What more drop of love can I add to the Source of Love itself? Then I, as Soul, realise with tears of joy and thankfulness, the Love within my Soul which drew me near to the Source, powerful and wondrous as it was, the wind in my sails, is nothing but an image of the Reality of Love. I give up the image and turn to the Original. Where Love is complete, simple, a Unity of all unities. Therefore my sixth thought, love is “pure”. And after such purification there is perhaps only one thing to do. Be humble with bowed head, to wait in patience for the “Beloved” to arrive. At that threshold one does not enter by one’s will for personal will was left far behind in the earlier stages of the journey. One is invited to enter at the behest of the Beloved – to be “in” Love. As the bride waits for the arrival of the bridegroom, an image well illustrated within the Indian custom as among others. And for that invitation, for that recognition, one would wait an eternity if one had to. This is “loyalty” at its peak. For there is no other to turn to. That is why perhaps we now can have a clue in the beautiful adage, “Home is where the Heart Is”.

One may be wondering why I have not referred to Beauty. Ah, but what to speak of Beauty at this stage, All is Beautiful. Love & Beauty are in Union now. And that is my seventh thought; “Beauty” itself. It drew me from the First and draws me to the Last. Should one be invited to enter in to that “Presence”, the journey continues and I cannot speak on that at present for that is Mystery, Beyond Being.

There is knowledge of Unity-Oneness (Tawhid) and then there is Unity-Oneness it-Self. The two are not the same. Words are of no use at that highest stage.
 
With such a vision, with love considered, in my view considered properly with Soul, one can then engage with the world, with family, relationships, friends, neighbours, “strangers” (in truth there are no strangers to the Soul), seeing that behind all such relationships is the same Love, one-many. “In Love” there is no such thing as the “other”. All are One. Then one may say with utmost sincerity, “Your soul and my soul are one Soul. Your God and my God is One God.” (Hasan Askari).

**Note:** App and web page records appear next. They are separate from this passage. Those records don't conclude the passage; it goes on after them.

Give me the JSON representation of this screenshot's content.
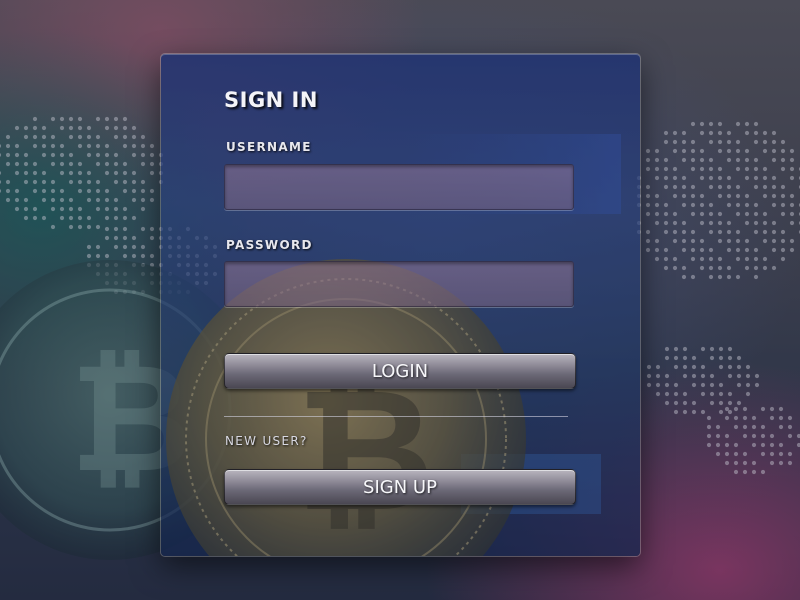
{
  "login_form": {
    "title": "SIGN IN",
    "username_label": "USERNAME",
    "username_value": "",
    "password_label": "PASSWORD",
    "password_value": "",
    "login_button": "LOGIN",
    "new_user_text": "NEW USER?",
    "signup_button": "SIGN UP"
  },
  "background": {
    "theme": "bitcoin coin with dotted world map",
    "icons": [
      "bitcoin-coin-image",
      "world-map-dots"
    ]
  },
  "colors": {
    "panel_blue": "#2a3f80",
    "field_mauve": "#8a7090",
    "button_gray": "#7a7784",
    "text_white": "#f4f4f8"
  }
}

Of particular interest, spiritually, across diverse traditions, has been and remains the relationship between Master-Disciple, Guide-Guided and Teacher-Pupil. That relationship sits within my heart and Soul all the days of my Life. Beyond grateful to have known it and know it still.

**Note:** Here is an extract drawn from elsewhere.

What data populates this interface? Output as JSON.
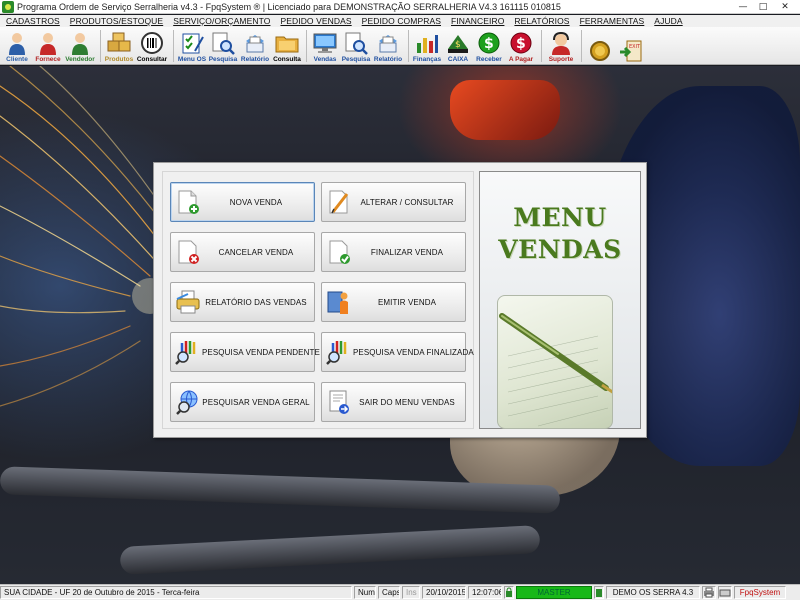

The pendulum swing of Life. Life as a Soul, un-embodied, embodied and un-embodied once more. On the upward swing “we are of God and unto God we return”. On the downward swing, “we are of God and unto God we return”. Only as Souls can one recite this. 

From Love, With Love and In Love now and forever.  Amen!

*(photograph, January 1995, Hasan Askari & Musa Askari)

*(Thank you to Rahul Singh for asking me about “Love”)